What is needed:
Below are entries; tally how many lines hold the string "this" and answer with only that figure.

★ ★ ★ ★ ★ ★ ★

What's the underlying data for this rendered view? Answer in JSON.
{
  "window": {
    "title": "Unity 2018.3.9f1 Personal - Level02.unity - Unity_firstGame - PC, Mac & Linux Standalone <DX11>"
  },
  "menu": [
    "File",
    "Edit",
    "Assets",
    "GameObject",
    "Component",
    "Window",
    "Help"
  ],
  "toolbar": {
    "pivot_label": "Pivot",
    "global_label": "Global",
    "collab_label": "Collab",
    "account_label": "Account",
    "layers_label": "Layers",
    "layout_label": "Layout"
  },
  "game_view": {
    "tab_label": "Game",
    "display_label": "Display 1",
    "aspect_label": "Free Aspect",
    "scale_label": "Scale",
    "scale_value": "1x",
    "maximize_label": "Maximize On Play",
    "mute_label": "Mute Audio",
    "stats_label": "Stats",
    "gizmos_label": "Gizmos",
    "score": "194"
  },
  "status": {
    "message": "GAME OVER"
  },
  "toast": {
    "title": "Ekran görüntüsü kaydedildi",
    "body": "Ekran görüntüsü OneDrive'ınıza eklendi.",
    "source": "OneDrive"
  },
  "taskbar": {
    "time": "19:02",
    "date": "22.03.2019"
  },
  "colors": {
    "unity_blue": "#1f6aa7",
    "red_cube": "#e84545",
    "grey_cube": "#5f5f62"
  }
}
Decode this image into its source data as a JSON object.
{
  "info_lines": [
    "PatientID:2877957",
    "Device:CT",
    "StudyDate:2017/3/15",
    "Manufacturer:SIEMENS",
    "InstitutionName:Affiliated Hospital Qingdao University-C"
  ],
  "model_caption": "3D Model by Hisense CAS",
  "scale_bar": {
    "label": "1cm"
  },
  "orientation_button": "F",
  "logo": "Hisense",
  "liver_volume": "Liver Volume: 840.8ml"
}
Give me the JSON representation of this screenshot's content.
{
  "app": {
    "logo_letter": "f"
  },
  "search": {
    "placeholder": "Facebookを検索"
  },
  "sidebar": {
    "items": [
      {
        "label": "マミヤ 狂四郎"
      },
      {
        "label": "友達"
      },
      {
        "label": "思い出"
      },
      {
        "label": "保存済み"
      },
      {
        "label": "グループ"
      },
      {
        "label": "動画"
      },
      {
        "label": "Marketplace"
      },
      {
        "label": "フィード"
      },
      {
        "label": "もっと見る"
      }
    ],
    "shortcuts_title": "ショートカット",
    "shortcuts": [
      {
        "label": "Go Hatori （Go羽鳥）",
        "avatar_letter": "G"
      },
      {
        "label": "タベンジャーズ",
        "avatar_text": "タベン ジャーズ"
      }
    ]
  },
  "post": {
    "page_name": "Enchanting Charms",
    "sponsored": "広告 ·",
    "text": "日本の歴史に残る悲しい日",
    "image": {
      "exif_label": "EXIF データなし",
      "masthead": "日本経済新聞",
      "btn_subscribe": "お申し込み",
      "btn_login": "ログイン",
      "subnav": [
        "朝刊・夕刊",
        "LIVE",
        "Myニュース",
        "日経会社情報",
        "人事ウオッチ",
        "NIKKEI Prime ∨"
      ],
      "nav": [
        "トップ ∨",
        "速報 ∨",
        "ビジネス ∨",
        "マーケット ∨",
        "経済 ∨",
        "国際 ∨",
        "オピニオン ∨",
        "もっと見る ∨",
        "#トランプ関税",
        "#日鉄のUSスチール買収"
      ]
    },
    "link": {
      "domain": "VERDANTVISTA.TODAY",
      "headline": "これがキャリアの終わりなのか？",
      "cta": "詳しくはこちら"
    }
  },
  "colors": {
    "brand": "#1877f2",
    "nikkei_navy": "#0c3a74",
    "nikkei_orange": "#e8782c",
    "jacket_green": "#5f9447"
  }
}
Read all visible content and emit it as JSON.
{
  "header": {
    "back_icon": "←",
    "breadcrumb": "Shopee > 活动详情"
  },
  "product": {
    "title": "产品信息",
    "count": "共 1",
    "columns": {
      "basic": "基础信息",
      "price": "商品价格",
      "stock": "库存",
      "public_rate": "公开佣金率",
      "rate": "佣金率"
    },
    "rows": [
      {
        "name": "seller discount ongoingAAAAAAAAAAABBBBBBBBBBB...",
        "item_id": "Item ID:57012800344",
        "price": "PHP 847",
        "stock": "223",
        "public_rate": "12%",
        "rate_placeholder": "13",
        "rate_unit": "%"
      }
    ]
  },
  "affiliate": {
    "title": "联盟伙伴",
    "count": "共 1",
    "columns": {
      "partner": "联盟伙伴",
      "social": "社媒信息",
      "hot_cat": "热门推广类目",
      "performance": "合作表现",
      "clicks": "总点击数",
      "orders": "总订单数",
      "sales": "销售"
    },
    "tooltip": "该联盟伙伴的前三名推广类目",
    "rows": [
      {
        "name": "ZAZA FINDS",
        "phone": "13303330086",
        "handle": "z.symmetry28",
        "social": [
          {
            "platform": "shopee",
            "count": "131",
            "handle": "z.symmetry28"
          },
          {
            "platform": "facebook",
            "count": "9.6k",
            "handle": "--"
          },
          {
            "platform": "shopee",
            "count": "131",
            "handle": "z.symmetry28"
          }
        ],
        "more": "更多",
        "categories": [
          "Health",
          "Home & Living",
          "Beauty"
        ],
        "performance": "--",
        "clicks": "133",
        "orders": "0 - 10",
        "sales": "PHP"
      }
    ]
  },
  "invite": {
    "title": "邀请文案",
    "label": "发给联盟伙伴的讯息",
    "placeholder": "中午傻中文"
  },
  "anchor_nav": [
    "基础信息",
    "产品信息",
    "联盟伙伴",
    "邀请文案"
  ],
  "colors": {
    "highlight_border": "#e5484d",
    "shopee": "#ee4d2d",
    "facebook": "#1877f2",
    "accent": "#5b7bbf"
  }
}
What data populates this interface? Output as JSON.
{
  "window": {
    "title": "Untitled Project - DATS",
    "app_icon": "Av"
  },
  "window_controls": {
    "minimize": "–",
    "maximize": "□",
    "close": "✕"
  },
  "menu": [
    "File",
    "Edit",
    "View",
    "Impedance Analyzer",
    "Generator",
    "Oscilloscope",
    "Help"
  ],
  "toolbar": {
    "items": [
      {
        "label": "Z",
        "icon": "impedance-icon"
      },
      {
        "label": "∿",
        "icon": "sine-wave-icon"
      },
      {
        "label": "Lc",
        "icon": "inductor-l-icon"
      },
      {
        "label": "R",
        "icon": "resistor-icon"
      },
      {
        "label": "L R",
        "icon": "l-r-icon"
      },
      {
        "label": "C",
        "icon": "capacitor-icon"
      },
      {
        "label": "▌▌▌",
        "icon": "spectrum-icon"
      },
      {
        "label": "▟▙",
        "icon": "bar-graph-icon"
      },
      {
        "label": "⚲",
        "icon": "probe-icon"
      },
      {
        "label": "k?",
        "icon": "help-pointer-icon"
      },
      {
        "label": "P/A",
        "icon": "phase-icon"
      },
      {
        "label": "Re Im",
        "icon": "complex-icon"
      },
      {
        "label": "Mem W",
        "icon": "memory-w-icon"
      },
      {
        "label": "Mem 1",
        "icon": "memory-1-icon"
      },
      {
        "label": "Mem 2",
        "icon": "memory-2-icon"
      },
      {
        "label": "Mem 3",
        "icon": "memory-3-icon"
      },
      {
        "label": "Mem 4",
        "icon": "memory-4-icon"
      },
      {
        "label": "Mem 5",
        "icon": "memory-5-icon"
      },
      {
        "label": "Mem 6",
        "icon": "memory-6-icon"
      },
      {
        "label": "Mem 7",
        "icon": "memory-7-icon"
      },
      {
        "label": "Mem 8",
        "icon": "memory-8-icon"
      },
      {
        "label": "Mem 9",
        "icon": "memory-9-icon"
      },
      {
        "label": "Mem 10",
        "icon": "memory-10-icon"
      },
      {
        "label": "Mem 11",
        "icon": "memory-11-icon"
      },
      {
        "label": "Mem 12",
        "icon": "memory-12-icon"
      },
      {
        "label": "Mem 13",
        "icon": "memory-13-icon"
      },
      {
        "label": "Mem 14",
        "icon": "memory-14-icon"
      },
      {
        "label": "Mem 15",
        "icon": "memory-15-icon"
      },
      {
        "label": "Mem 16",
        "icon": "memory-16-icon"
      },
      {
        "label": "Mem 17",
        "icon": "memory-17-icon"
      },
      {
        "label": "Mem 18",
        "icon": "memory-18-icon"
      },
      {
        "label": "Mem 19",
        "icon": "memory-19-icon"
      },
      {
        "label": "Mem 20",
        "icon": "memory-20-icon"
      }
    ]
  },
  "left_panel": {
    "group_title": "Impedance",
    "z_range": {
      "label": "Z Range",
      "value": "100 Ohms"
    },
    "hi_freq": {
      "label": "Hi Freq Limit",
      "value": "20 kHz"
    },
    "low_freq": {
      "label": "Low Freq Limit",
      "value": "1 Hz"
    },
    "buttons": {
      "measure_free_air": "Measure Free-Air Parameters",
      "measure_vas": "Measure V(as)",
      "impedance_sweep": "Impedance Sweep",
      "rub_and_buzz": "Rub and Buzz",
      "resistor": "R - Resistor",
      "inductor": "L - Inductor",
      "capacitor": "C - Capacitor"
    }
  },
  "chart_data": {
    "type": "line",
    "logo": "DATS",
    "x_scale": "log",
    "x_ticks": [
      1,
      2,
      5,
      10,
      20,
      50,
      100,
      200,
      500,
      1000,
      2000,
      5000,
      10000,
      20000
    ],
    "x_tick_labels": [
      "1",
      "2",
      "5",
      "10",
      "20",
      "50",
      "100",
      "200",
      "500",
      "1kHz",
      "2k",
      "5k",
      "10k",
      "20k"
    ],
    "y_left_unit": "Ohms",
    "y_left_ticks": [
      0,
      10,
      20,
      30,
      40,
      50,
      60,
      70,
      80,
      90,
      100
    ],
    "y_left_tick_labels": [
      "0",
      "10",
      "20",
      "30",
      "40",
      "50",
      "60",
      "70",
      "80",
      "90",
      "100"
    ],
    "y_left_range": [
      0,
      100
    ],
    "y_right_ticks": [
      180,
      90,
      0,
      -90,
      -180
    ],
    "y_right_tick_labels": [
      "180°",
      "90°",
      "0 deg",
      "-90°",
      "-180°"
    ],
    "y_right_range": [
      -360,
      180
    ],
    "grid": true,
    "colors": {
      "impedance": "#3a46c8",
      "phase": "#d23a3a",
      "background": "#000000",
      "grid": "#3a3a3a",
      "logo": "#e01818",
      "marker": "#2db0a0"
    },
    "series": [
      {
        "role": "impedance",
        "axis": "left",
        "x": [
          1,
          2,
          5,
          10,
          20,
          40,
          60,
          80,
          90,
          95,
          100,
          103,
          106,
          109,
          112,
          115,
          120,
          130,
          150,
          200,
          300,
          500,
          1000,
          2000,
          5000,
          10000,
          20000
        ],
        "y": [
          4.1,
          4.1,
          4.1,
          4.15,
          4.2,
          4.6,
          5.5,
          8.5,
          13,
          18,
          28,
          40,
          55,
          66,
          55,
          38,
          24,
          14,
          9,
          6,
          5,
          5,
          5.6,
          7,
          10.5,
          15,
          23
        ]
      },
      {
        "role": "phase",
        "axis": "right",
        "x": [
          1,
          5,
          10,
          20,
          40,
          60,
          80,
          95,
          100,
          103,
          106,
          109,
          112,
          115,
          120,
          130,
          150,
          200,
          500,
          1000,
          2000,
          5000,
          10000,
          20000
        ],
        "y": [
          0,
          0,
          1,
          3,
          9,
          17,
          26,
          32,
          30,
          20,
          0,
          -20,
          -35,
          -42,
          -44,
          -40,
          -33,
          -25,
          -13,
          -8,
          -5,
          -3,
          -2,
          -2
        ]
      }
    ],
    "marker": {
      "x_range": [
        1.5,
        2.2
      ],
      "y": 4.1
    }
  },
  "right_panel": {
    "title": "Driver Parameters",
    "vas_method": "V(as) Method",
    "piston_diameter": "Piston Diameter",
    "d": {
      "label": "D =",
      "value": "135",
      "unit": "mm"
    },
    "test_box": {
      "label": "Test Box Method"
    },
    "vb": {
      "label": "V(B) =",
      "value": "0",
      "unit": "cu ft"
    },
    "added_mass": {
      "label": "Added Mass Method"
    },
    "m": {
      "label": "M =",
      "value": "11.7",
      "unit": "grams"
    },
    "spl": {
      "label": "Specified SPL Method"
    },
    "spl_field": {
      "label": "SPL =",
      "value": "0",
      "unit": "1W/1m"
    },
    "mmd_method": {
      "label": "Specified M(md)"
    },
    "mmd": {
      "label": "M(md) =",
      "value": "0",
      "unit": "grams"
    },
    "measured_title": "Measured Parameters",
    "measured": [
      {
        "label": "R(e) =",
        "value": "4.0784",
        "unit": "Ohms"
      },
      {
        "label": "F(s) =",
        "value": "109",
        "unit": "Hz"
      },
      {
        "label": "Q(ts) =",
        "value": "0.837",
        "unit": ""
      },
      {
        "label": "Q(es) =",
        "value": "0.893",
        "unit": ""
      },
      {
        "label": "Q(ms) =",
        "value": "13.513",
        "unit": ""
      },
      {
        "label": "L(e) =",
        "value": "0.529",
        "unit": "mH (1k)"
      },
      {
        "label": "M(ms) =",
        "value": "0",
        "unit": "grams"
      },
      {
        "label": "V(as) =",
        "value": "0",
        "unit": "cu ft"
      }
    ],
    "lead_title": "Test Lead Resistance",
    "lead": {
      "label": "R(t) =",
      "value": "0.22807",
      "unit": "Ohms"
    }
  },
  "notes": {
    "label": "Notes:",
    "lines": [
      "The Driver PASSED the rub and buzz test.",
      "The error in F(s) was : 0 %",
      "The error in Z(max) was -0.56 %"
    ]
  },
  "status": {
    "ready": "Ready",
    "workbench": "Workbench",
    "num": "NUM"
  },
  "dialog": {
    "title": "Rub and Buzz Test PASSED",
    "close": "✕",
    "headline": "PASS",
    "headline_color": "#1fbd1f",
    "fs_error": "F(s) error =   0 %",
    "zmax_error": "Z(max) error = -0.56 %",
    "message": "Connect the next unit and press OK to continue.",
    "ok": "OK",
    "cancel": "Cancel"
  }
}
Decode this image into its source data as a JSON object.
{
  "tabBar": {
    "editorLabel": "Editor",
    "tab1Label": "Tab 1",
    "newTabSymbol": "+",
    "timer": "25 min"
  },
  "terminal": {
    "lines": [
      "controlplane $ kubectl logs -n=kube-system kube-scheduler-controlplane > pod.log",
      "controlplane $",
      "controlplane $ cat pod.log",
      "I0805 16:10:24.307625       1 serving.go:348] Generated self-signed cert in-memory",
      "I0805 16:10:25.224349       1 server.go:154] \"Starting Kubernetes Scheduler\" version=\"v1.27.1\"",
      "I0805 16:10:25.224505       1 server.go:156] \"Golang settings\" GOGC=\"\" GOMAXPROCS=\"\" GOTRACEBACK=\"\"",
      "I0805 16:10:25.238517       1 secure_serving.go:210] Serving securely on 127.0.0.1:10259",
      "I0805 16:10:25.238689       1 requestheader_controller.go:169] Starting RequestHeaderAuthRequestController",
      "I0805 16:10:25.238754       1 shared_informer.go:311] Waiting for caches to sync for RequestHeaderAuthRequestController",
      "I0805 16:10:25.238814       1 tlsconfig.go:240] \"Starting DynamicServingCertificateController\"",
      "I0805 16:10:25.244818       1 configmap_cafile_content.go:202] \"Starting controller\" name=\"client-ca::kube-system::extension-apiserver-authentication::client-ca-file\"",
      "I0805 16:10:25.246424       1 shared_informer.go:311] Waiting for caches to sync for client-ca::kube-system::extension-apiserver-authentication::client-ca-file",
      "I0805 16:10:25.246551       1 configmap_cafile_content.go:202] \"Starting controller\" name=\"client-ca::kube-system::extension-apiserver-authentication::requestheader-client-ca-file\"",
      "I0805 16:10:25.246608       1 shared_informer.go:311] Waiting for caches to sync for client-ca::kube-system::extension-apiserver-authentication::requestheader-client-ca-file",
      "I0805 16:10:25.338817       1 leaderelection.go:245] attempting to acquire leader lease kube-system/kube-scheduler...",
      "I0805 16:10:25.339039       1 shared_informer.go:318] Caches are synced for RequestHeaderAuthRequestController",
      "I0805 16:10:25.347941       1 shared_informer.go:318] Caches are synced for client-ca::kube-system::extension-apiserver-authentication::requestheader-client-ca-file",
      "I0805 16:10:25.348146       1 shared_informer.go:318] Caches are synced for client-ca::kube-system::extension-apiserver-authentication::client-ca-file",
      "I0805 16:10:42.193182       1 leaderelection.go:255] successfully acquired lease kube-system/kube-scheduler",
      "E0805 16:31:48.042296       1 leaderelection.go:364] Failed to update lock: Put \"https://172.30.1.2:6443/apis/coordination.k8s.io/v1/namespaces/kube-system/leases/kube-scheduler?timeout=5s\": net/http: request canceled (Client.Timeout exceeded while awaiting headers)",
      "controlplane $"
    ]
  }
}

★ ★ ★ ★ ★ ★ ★

Solution:
5